Over these past weeks I have been binge watching on NETFLIX. I have watched the TUDORS and five Seasons of the VIKINGS. There seems to be a common story behind the different stories. Whether it was the 7th and 8th century world or the world of the 16th century —- someone seems to always want what the other has. If the weak do not submit, then the stronger will eliminate them.
AND SOMEHOW, God is invoked by all. Whether it was the Viking God Odon v. the Christian God — or the God of the Roman Church v. the God of the Church of England, all was done in the “name of God” and with the belief that God is on MY SIDE.
And, so it continues today. There are divisions — and then divisions within divisions. There are “Pope Francis – Catholics” who want growth through change — and “Cardinal Burke and Archbishop Vigano – Catholics” who question the orthodoxy of Pope Francis. There are Methodists who wanted greater openness to same-gender marriage and those who wanted a more traditional plan.
Thus the divisions among people of faith is not merely between Christians and Muslims — but divisions among Christians and within “denominations”.
This comes to mind as we celebrate the mystery of the Trinity – a Christian belief that there is ONE GOD — but a God with three distinct persons.
Here are words of Fr. Walter Burghardt (Lovely in Eyes Not His) as quoted in “Give us This Day” (June 2019):
The Father, John declares, ‘so loved the world that He gave His only Son, that whoever believes in him should not perish but have eternal life.’ (Jn. 3:16) The Son, Paul lyricizes, did not think His glory something to cling to, a prize, to clutch. He took our bone and marrow, our skin and sinews. Not because He needed them. He took what is ours only to give us what is His, to let us share God’s life, God’s glory. And the Holy Spirit? The Spirit is not only the love between Father and Son; the Spirit is God’s gift to you and me.”
A lesson we teach to 4 and 5 year olds — a lesson we were to learn ourselves in Kindgergarten — TO SHARE — is a lesson hard to put into practice. Egoism creates a world of mine and yours. There is little to no room for OURS.
Pope Francis said this week that “Unity is the greatest witness to the Christian faith.”
Rather than trying to explain the mystery of the Trinity, why don’t we just live the mystery: three persons — distinct — equal — living as One God.
In marriage/family counseling, I would often ask: would you rather be right or happy? For some people being right — or winning — is more important than anything. Thus, as long as there have been humans on the earth — there has been conflict.
To live with greater happiness, let’s:
- Be happy with what we have – rather than worrying about what others have or what we do not have. Let’s not compare ourselves to others.
- Be able to accept that we are not going to agree with anyone on everything — and that it is ok to have difference of opinions and beliefs. Does it really matter that Catholics and Methodists and Episcopalians and Baptists are all “branches” of the Christian faith —- and that Christians do not even make up the majority of people on the earth?

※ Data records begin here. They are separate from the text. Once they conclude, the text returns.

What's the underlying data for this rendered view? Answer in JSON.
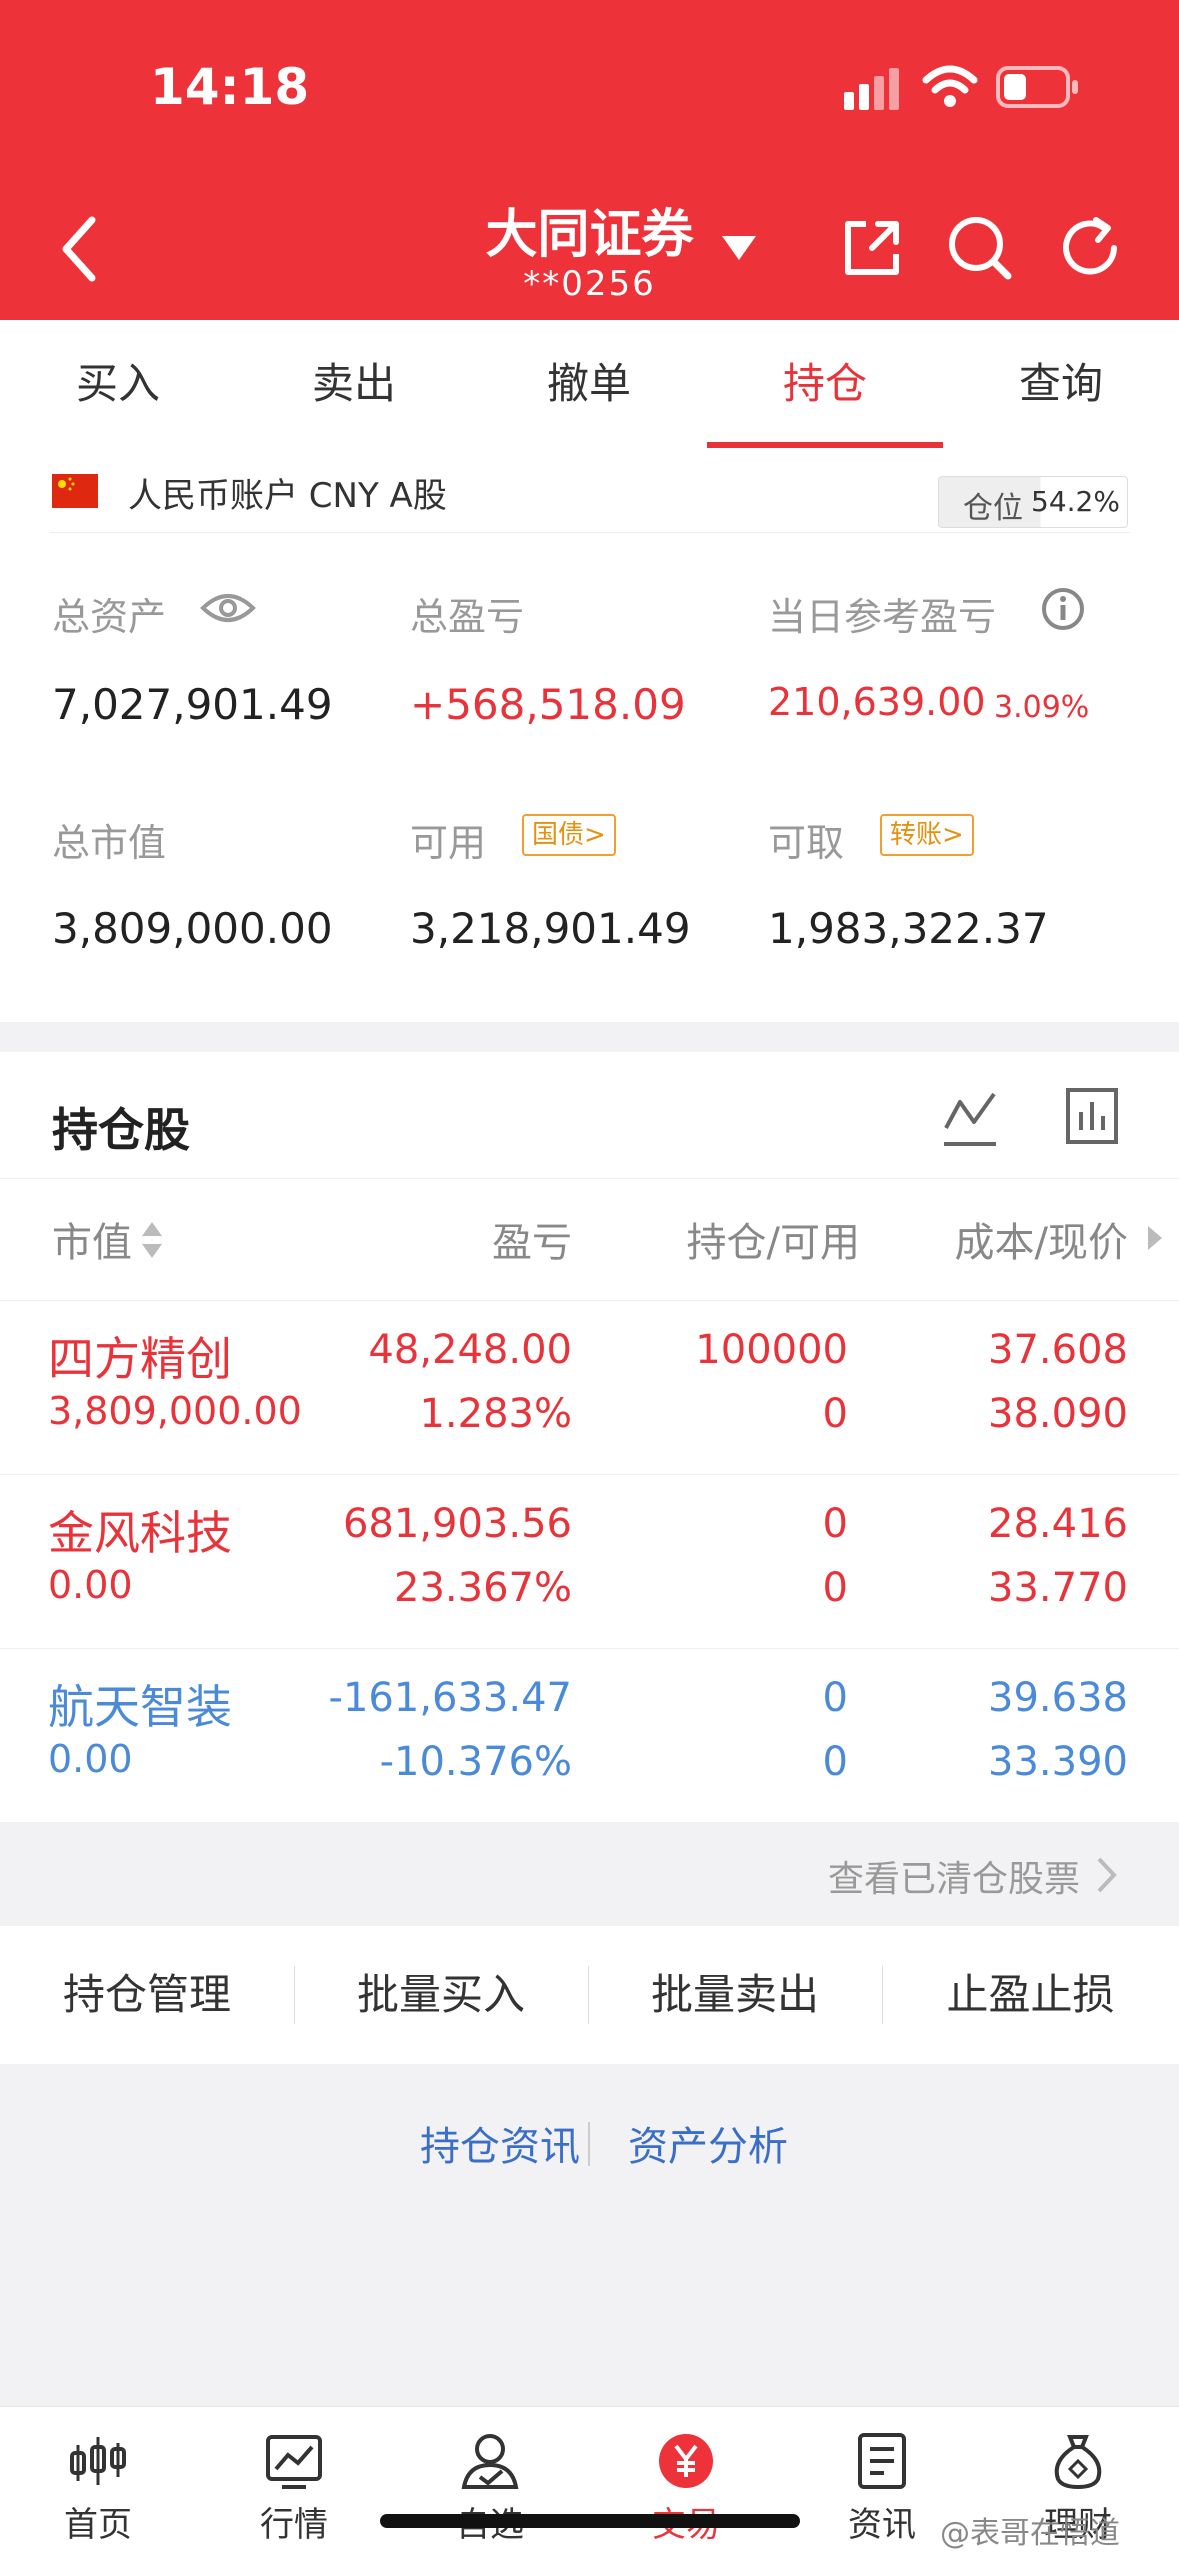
{
  "status": {
    "time": "14:18"
  },
  "header": {
    "title": "大同证券",
    "account": "**0256"
  },
  "tabs": [
    "买入",
    "卖出",
    "撤单",
    "持仓",
    "查询"
  ],
  "account": {
    "currency_label": "人民币账户 CNY A股",
    "position_label": "仓位",
    "position_value": "54.2%",
    "total_assets_label": "总资产",
    "total_assets": "7,027,901.49",
    "total_pl_label": "总盈亏",
    "total_pl": "+568,518.09",
    "daily_pl_label": "当日参考盈亏",
    "daily_pl": "210,639.00",
    "daily_pl_pct": "3.09%",
    "market_value_label": "总市值",
    "market_value": "3,809,000.00",
    "available_label": "可用",
    "available_badge": "国债>",
    "available": "3,218,901.49",
    "withdrawable_label": "可取",
    "withdrawable_badge": "转账>",
    "withdrawable": "1,983,322.37"
  },
  "holdings": {
    "title": "持仓股",
    "headers": {
      "market_value": "市值",
      "pl": "盈亏",
      "qty": "持仓/可用",
      "cost": "成本/现价"
    },
    "rows": [
      {
        "name": "四方精创",
        "market_value": "3,809,000.00",
        "pl": "48,248.00",
        "pl_pct": "1.283%",
        "qty": "100000",
        "avail": "0",
        "cost": "37.608",
        "price": "38.090",
        "color": "#e8333a"
      },
      {
        "name": "金风科技",
        "market_value": "0.00",
        "pl": "681,903.56",
        "pl_pct": "23.367%",
        "qty": "0",
        "avail": "0",
        "cost": "28.416",
        "price": "33.770",
        "color": "#e8333a"
      },
      {
        "name": "航天智装",
        "market_value": "0.00",
        "pl": "-161,633.47",
        "pl_pct": "-10.376%",
        "qty": "0",
        "avail": "0",
        "cost": "39.638",
        "price": "33.390",
        "color": "#4a8ad8"
      }
    ],
    "cleared_link": "查看已清仓股票"
  },
  "actions": [
    "持仓管理",
    "批量买入",
    "批量卖出",
    "止盈止损"
  ],
  "links": [
    "持仓资讯",
    "资产分析"
  ],
  "tabbar": [
    {
      "label": "首页",
      "icon": "candlestick-icon"
    },
    {
      "label": "行情",
      "icon": "chart-icon"
    },
    {
      "label": "自选",
      "icon": "user-check-icon"
    },
    {
      "label": "交易",
      "icon": "yuan-icon"
    },
    {
      "label": "资讯",
      "icon": "document-icon"
    },
    {
      "label": "理财",
      "icon": "money-bag-icon"
    }
  ],
  "watermark": "@表哥在悟道",
  "colors": {
    "brand_red": "#ee3239",
    "loss_blue": "#4a8ad8",
    "badge_orange": "#f0a030"
  }
}
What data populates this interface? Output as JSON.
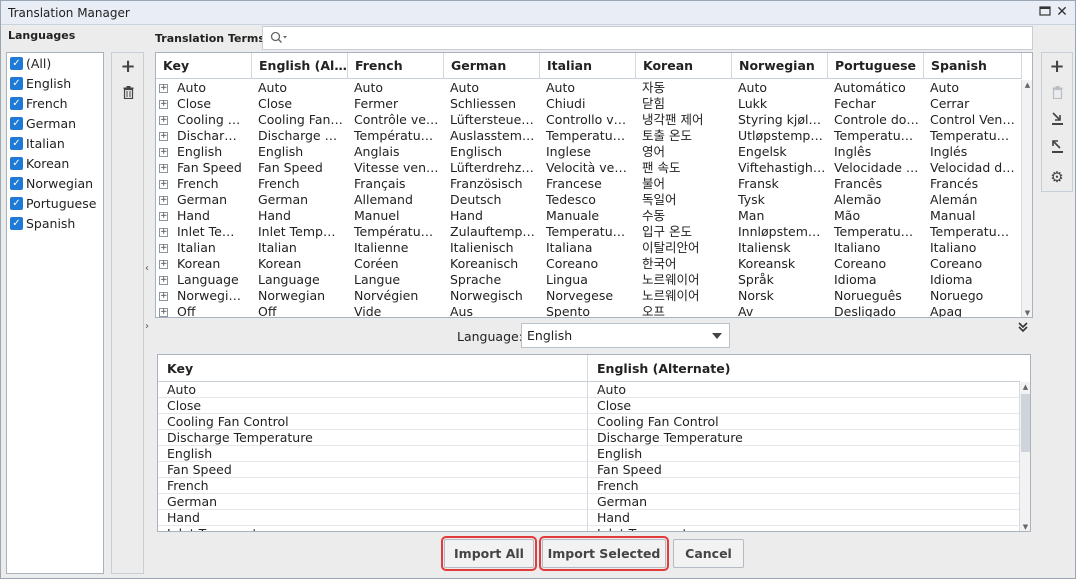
{
  "window": {
    "title": "Translation Manager"
  },
  "languages": {
    "heading": "Languages",
    "items": [
      {
        "label": "(All)",
        "checked": true
      },
      {
        "label": "English",
        "checked": true
      },
      {
        "label": "French",
        "checked": true
      },
      {
        "label": "German",
        "checked": true
      },
      {
        "label": "Italian",
        "checked": true
      },
      {
        "label": "Korean",
        "checked": true
      },
      {
        "label": "Norwegian",
        "checked": true
      },
      {
        "label": "Portuguese",
        "checked": true
      },
      {
        "label": "Spanish",
        "checked": true
      }
    ]
  },
  "terms": {
    "heading": "Translation Terms",
    "search_placeholder": "",
    "columns": [
      "Key",
      "English (Al…",
      "French",
      "German",
      "Italian",
      "Korean",
      "Norwegian",
      "Portuguese",
      "Spanish"
    ],
    "rows": [
      [
        "Auto",
        "Auto",
        "Auto",
        "Auto",
        "Auto",
        "자동",
        "Auto",
        "Automático",
        "Auto"
      ],
      [
        "Close",
        "Close",
        "Fermer",
        "Schliessen",
        "Chiudi",
        "닫힘",
        "Lukk",
        "Fechar",
        "Cerrar"
      ],
      [
        "Cooling …",
        "Cooling Fan…",
        "Contrôle ve…",
        "Lüftersteue…",
        "Controllo v…",
        "냉각팬 제어",
        "Styring kjøl…",
        "Controle do…",
        "Control Ven…"
      ],
      [
        "Dischar…",
        "Discharge …",
        "Températu…",
        "Auslasstem…",
        "Temperatu…",
        "토출 온도",
        "Utløpstemp…",
        "Temperatu…",
        "Temperatu…"
      ],
      [
        "English",
        "English",
        "Anglais",
        "Englisch",
        "Inglese",
        "영어",
        "Engelsk",
        "Inglês",
        "Inglés"
      ],
      [
        "Fan Speed",
        "Fan Speed",
        "Vitesse ven…",
        "Lüfterdrehz…",
        "Velocità ve…",
        "팬 속도",
        "Viftehastigh…",
        "Velocidade …",
        "Velocidad d…"
      ],
      [
        "French",
        "French",
        "Français",
        "Französisch",
        "Francese",
        "불어",
        "Fransk",
        "Francês",
        "Francés"
      ],
      [
        "German",
        "German",
        "Allemand",
        "Deutsch",
        "Tedesco",
        "독일어",
        "Tysk",
        "Alemão",
        "Alemán"
      ],
      [
        "Hand",
        "Hand",
        "Manuel",
        "Hand",
        "Manuale",
        "수동",
        "Man",
        "Mão",
        "Manual"
      ],
      [
        "Inlet Te…",
        "Inlet Temp…",
        "Températu…",
        "Zulauftemp…",
        "Temperatu…",
        "입구 온도",
        "Innløpstem…",
        "Temperatu…",
        "Temperatu…"
      ],
      [
        "Italian",
        "Italian",
        "Italienne",
        "Italienisch",
        "Italiana",
        "이탈리안어",
        "Italiensk",
        "Italiano",
        "Italiano"
      ],
      [
        "Korean",
        "Korean",
        "Coréen",
        "Koreanisch",
        "Coreano",
        "한국어",
        "Koreansk",
        "Coreano",
        "Coreano"
      ],
      [
        "Language",
        "Language",
        "Langue",
        "Sprache",
        "Lingua",
        "노르웨이어",
        "Språk",
        "Idioma",
        "Idioma"
      ],
      [
        "Norwegi…",
        "Norwegian",
        "Norvégien",
        "Norwegisch",
        "Norvegese",
        "노르웨이어",
        "Norsk",
        "Norueguês",
        "Noruego"
      ],
      [
        "Off",
        "Off",
        "Vide",
        "Aus",
        "Spento",
        "오프",
        "Av",
        "Desligado",
        "Apag"
      ]
    ]
  },
  "language_picker": {
    "label": "Language:",
    "value": "English"
  },
  "translations": {
    "columns": [
      "Key",
      "English (Alternate)"
    ],
    "rows": [
      [
        "Auto",
        "Auto"
      ],
      [
        "Close",
        "Close"
      ],
      [
        "Cooling Fan Control",
        "Cooling Fan Control"
      ],
      [
        "Discharge Temperature",
        "Discharge Temperature"
      ],
      [
        "English",
        "English"
      ],
      [
        "Fan Speed",
        "Fan Speed"
      ],
      [
        "French",
        "French"
      ],
      [
        "German",
        "German"
      ],
      [
        "Hand",
        "Hand"
      ],
      [
        "Inlet Temperature",
        "Inlet Temperature"
      ]
    ]
  },
  "buttons": {
    "import_all": "Import All",
    "import_selected": "Import Selected",
    "cancel": "Cancel"
  },
  "colors": {
    "highlight": "#e23b3b",
    "checkbox": "#1f7ad6"
  }
}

- Accept that I do not have to convert everyone.
- Understand that war in the “name of God” makes no sense.
- Believe that just because I do not agree with you does not mean I don’t like you or, even worse, that I hate you. We just disagree.
So many of us take blood pressure medication — and it has something to do with our salt intake — but not totally. We allow ourselves to get “worked up” — inflamed –by too many things that are not significant.
For me, watching The Vikings and the Tutors has been entertainment. But, it has also allowed me to look at human nature —and how humans really try to make God in our image rather than allowing ourselves to be shaped and reshaped, formed and reformed by the image of God.
In the name of the Father, and of the Son, and of the Holy Spirit — make us one as you are One, Dear God.